Senate committees

In this step, both the House and the Senate committees prepare the document, which would be finished by April for the consideration and enactment (Nation Master, 2008). Once the resolution is passed on both floors, the two houses of Congress prepares a conference report for the purpose of harmonizing conflicting provisions of the House and Senate resolutions (Nation Master, 2008). Once the conference report has been finalized with the reconciliation of the reports of both houses of Congress, the adoption of the conference report is the last step for the budget resolution (Nation Master, 2008).

The budget resolution is defined as a “concurrent resolution”; it is not a law and the signature of the President is not a requirement (Nation Master, 2008). Hence, there has been no appropriation of any resources for the adoption of the resolution (Nation Master, 2008). This then serves as the guide in the process of appropriating the resources in the budget (Nation Master, 2008). The new budget, once enacted, will take effect on the 1st of October (Nation Master, 2008).

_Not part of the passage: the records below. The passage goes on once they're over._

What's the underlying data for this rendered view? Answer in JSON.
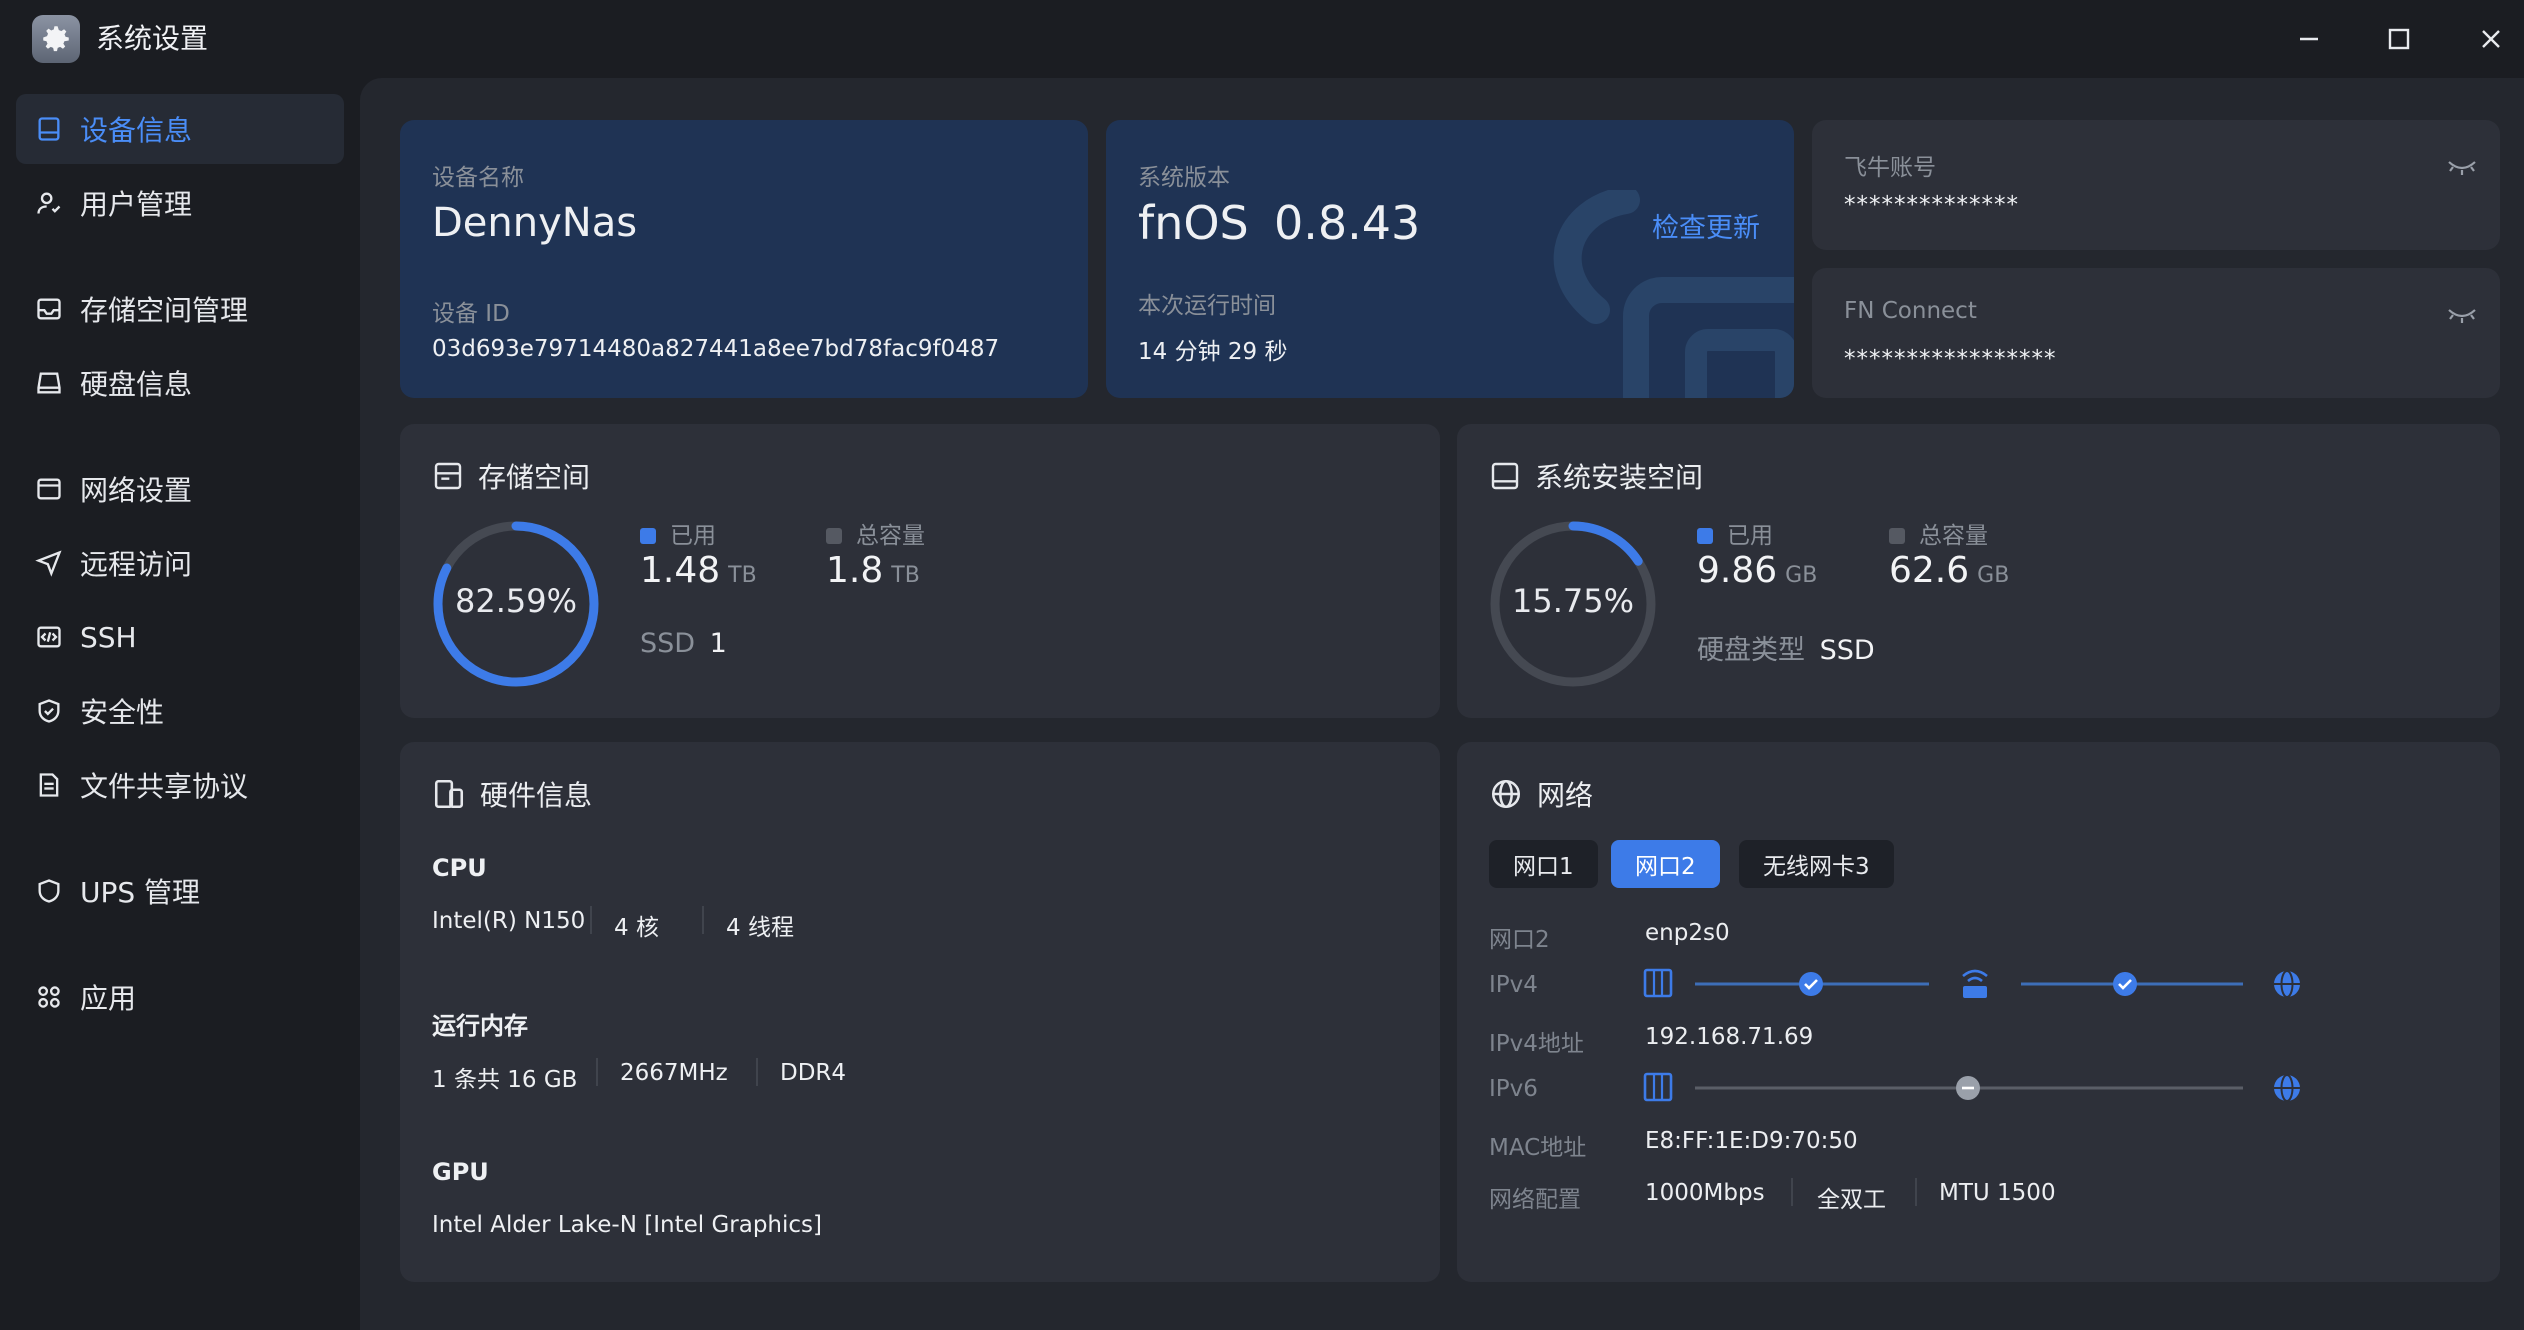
{
  "window": {
    "title": "系统设置"
  },
  "sidebar": {
    "items": [
      {
        "label": "设备信息"
      },
      {
        "label": "用户管理"
      },
      {
        "label": "存储空间管理"
      },
      {
        "label": "硬盘信息"
      },
      {
        "label": "网络设置"
      },
      {
        "label": "远程访问"
      },
      {
        "label": "SSH"
      },
      {
        "label": "安全性"
      },
      {
        "label": "文件共享协议"
      },
      {
        "label": "UPS 管理"
      },
      {
        "label": "应用"
      }
    ]
  },
  "device": {
    "name_label": "设备名称",
    "name": "DennyNas",
    "id_label": "设备 ID",
    "id": "03d693e79714480a827441a8ee7bd78fac9f0487"
  },
  "version": {
    "label": "系统版本",
    "os": "fnOS",
    "number": "0.8.43",
    "check_update": "检查更新",
    "uptime_label": "本次运行时间",
    "uptime": "14 分钟 29 秒"
  },
  "accounts": {
    "fn_account_label": "飞牛账号",
    "fn_account_value": "**************",
    "fn_connect_label": "FN Connect",
    "fn_connect_value": "*****************"
  },
  "storage": {
    "title": "存储空间",
    "percent": "82.59%",
    "fraction": 0.8259,
    "used_label": "已用",
    "used_value": "1.48",
    "used_unit": "TB",
    "total_label": "总容量",
    "total_value": "1.8",
    "total_unit": "TB",
    "disk_type": "SSD",
    "disk_count": "1"
  },
  "sysspace": {
    "title": "系统安装空间",
    "percent": "15.75%",
    "fraction": 0.1575,
    "used_label": "已用",
    "used_value": "9.86",
    "used_unit": "GB",
    "total_label": "总容量",
    "total_value": "62.6",
    "total_unit": "GB",
    "disk_type_label": "硬盘类型",
    "disk_type": "SSD"
  },
  "hardware": {
    "title": "硬件信息",
    "cpu_label": "CPU",
    "cpu": [
      "Intel(R) N150",
      "4 核",
      "4 线程"
    ],
    "memory_label": "运行内存",
    "memory": [
      "1 条共 16 GB",
      "2667MHz",
      "DDR4"
    ],
    "gpu_label": "GPU",
    "gpu": "Intel Alder Lake-N [Intel Graphics]"
  },
  "network": {
    "title": "网络",
    "tabs": [
      "网口1",
      "网口2",
      "无线网卡3"
    ],
    "rows": {
      "port_label": "网口2",
      "port_value": "enp2s0",
      "ipv4_label": "IPv4",
      "ipv4_addr_label": "IPv4地址",
      "ipv4_addr": "192.168.71.69",
      "ipv6_label": "IPv6",
      "mac_label": "MAC地址",
      "mac": "E8:FF:1E:D9:70:50",
      "config_label": "网络配置",
      "config": [
        "1000Mbps",
        "全双工",
        "MTU 1500"
      ]
    }
  },
  "colors": {
    "accent": "#3d7be8",
    "ring_track": "#454952",
    "bg": "#1b1d22",
    "card": "#2d3039"
  }
}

A recent political clash in the budget process dealt with the incoming leadership of the Congress to implement reforms in the practice of “earmark” spending in the budget (Longley, 2008). “Earmarks” can be defined as resources that are inserted by the individual lawmakers for projects or other programs designed to benefit the constituents of that lawmaker (Longley, 2008). These projects usually are designed to gain the votes of the constituents in the districts of the legislator (Longley, 2008).

But these funds are usually hidden in the paperwork of the larger bill so that they do not go through the usual evaluation process of the other budgetary measures in the proposal (Longley, 2008). A contributing factor in the budget process is the gargantuan size of the bureaucracy of the Federal government (Jim Saxton, 1997). Reforms must be made so that the process must be made to cater to the needs of the majority rather than to the “special-interest” groups (Saxton, 1997).

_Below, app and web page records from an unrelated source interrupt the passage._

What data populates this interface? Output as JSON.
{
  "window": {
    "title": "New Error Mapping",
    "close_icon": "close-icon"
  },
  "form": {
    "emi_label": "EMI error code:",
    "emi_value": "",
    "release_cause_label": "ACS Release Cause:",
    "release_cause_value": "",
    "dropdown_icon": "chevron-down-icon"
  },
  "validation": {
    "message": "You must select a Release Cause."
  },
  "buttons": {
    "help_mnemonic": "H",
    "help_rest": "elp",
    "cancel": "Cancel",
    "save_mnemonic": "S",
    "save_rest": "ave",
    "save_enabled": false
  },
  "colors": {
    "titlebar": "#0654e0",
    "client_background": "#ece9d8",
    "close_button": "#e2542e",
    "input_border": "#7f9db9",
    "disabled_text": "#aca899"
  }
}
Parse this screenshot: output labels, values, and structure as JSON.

The steps also should be taken so that the accountability of the lawmaker will be enhanced in their responsibilities to their voters (Saxton, 1997). The immensity of the government and the expenditures that the state pursues becomes an obstacle to the growth of the state (Saxton, 1997). The plan, being initiated by the incoming chairpersons of the Appropriations Committee of the Senate and House, West Virginia Senator Democrat Robert Byrd and Wisconsin Representative David Obey, hope to prevail upon their counterparts in Congress to assimilate the process that will reform the earmarks in the budget (Longley, 2008).

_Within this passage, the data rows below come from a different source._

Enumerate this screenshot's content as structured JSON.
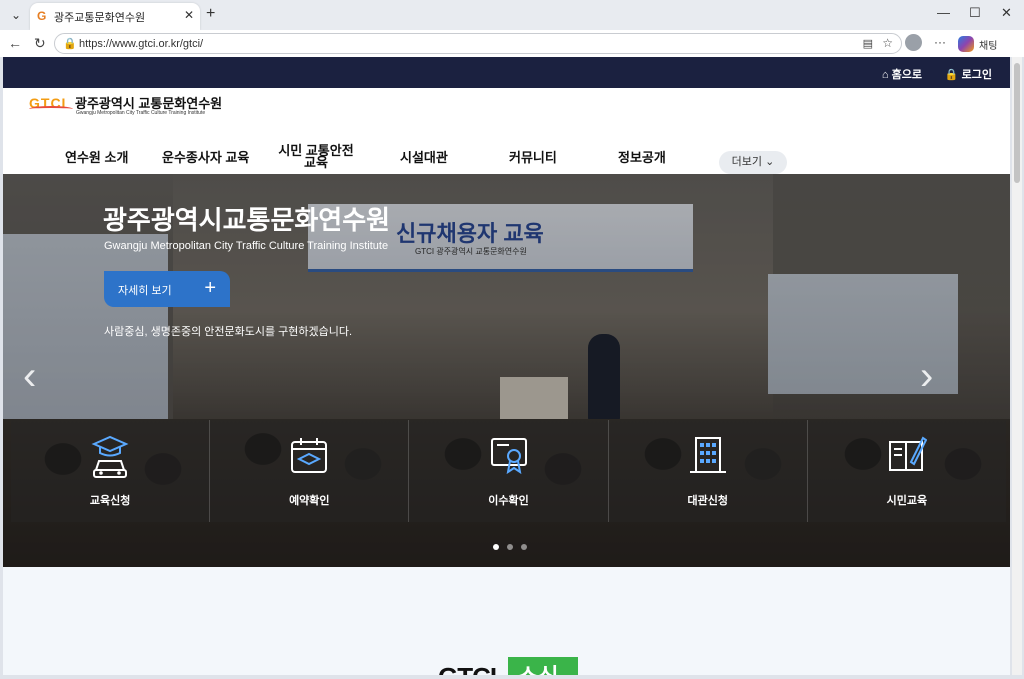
{
  "browser": {
    "tab_title": "광주교통문화연수원",
    "url": "https://www.gtci.or.kr/gtci/",
    "chat_label": "채팅"
  },
  "site": {
    "top_links": {
      "home": "홈으로",
      "login": "로그인"
    },
    "logo": {
      "mark": "GTCI",
      "title": "광주광역시 교통문화연수원",
      "subtitle": "Gwangju Metropolitan City Traffic Culture Training Institute"
    },
    "nav": [
      {
        "label": "연수원 소개"
      },
      {
        "label": "운수종사자 교육"
      },
      {
        "label": "시민 교통안전 교육"
      },
      {
        "label": "시설대관"
      },
      {
        "label": "커뮤니티"
      },
      {
        "label": "정보공개"
      }
    ],
    "more_label": "더보기"
  },
  "hero": {
    "title": "광주광역시교통문화연수원",
    "subtitle": "Gwangju Metropolitan City Traffic Culture Training Institute",
    "detail_button": "자세히 보기",
    "slogan": "사람중심, 생명존중의 안전문화도시를 구현하겠습니다.",
    "photo_banner_text": "신규채용자 교육",
    "photo_banner_sub": "GTCI 광주광역시 교통문화연수원",
    "slide_count": 3,
    "active_slide": 1
  },
  "quick_menu": [
    {
      "label": "교육신청",
      "icon": "car-graduation-icon"
    },
    {
      "label": "예약확인",
      "icon": "calendar-icon"
    },
    {
      "label": "이수확인",
      "icon": "certificate-icon"
    },
    {
      "label": "대관신청",
      "icon": "building-icon"
    },
    {
      "label": "시민교육",
      "icon": "book-pen-icon"
    }
  ],
  "section": {
    "title_left": "GTCI",
    "title_right": "소식"
  },
  "colors": {
    "top_strip": "#1b2140",
    "accent_blue": "#2d73c9",
    "news_green": "#3ab449"
  }
}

As it was with the enactment of the 1976 Tax Reform Act, the process displayed the political fortitude shown of the two houses at the time (Neil Kotler, 1977). In the deliberations, it did show the weaknesses as well as the strength of the new budgetary systems being championed by reformers of the system (Kotler, 1997). The forces in operation then, as in the current Congress, must take into consideration the political camps in Congress and the country in general (Kotler, 1997).

Also, the budgetary process must be made equal in terms of giving the most to the majority rather than just a select few in the society (Kotler, 1997).

References

Amadeo, K. (2008). Who’s who in the U. S. budget process. Retrieved January 7, 2009, from http://useconomy. about. com/od/fiscalpolicy/p/Who_budget. htm Kotler, N. G. (1977). The politics of the budgetary process. Retrieved January 7, 2009, from http://resources. metapress. com/pdf-preview. axd? code=2653488608735067&size=large